Besides that actual practice of shaping the wood with a knife to look like an eye, learning the look of the eye is essential. Some carvers are tempted to use the instructional steps of making mechanical cuts as the sure fire way to create an eye that looks like the instructional steps. Doing the steps without having an understanding of the look of the entire eye will not produce an eye that sees. Study one’s own eyes in a mirror, an eye in a photograph, an eye in a sculpture or an eye rendered by a two dimensional artist in a drawing or painting. To find eyes to study one can do an internet search in either Google or Bing by adding “images” to the subject being researched as in “drawing human eyes images.”
The method being presented here is a little different than previous tutorials on this blog and is intended to be a little easier to be put into practice. Keep in mind that there are various ways to carve eyes and what is presented here is one of many.
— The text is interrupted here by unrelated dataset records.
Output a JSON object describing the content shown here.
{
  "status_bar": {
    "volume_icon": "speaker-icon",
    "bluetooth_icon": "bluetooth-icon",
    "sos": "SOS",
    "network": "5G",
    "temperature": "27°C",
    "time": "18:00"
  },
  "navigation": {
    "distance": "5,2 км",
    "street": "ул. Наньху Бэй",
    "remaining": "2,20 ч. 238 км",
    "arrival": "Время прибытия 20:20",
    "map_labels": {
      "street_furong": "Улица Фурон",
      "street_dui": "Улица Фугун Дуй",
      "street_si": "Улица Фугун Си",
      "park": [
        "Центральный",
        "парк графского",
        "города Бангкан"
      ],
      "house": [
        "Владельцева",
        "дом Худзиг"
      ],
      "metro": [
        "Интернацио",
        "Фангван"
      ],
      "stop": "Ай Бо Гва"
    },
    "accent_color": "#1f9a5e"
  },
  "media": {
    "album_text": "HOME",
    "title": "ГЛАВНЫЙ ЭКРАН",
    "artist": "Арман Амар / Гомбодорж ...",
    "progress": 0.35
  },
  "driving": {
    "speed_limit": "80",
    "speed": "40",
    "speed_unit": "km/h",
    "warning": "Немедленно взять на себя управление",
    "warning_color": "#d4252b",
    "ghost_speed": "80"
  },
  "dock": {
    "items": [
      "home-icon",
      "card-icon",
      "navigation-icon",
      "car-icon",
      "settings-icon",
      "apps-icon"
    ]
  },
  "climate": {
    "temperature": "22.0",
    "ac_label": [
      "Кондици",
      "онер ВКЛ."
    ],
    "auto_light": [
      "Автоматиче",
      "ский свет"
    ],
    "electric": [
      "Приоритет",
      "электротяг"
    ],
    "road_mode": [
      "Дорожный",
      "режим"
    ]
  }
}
If fact under “Main Menu” of this blog, click on “The Eyes Have It” to view many varieties of carved eyes, each different from others but works for that particular carving.
The Whittle-Carving method of carving eyes with a knife requires the practice of making a three cut triangular cut over and over again until it becomes second nature. The second major cut to practice is the notch cut made with two slicing angled cuts that meet at the bottom of the first cut to form a ditch or trough.
One cut is not a cut to end all cuts, which means that the triangular cut and the notch cut are beginning cuts to allow for stair step shaping of the area around these openings. Often these cuts will be deepened again to satisfy the contour look of the shape desired.
Using the instructional photograph as a visual tutorial to go along with the written steps will give the method and how-to for carving an eye using only a knife.
# 1 ~ Notch cut underneath eyebrow. # 2 ~ Three cut triangular cut to open up the beginning of eye mound. # 3 ~ Notch cut at bottom of eye mound. # 4 ~ A flat plane is sliced down and across the eye mound to establish the ridge of the upper eye lid. # 5 ~ A narrow notch forms the bottom of upper eye lid with a notch cut for bottom eye lid and with the eye ball shaped between the eye lids. # 6 ~ Eye ball is rounded with inner and outer corners cut with triangular cuts as is the pupil.
The next instructional photograph is a visual tutorial with written steps for not only the eyes but also other facial features of the nose, smile line and mouth mound with dental curve foundation.
Notch cuts to establish bottom of eye brow area as in # 1. # 2. Notch cuts at bottom of nose nostrils and scooped out cuts on either side of nose to lower eye and cheek area. #3. Notch cut for top of eye mound and triangular cuts to establish nose, smile line and upper dental curve with mouth mound. # 4. Triangular cuts at juncture of nose and eyebrow to open up for eye mound. #5. Notch cut at bottom of eye mound.# 6. Flat plane slice down and across the eye mound to establish upper lid ridge. #7. Notch cuts for upper and bottom eye lids to establish eye ball. A finished face shows end result.
After this visual tutorial, practice with knife to Whittle-Carve these various cuts to learn these steps.
The purpose of this tutorial is to teach the “method” and the “how-to” rather than the style. After and while learning to do the steps in the “method” each carver will carve their own style. In fact after extensive practice of the “method” the carver will experience their own creativity suggesting a tailor made method of their own.
The “method” suggested in this tutorial is only one of many ways to carve eyes, nose, ears and facial features. The only right way is what works for the carver. What works can only be discovered by the practice of many methods over and over again.
“WOULD BE CARVERS WOULD BE CARVERS IF THEY WOULD CARVE WOOD.”
Donald K. Mertz ~ the WOOD BEE CARVER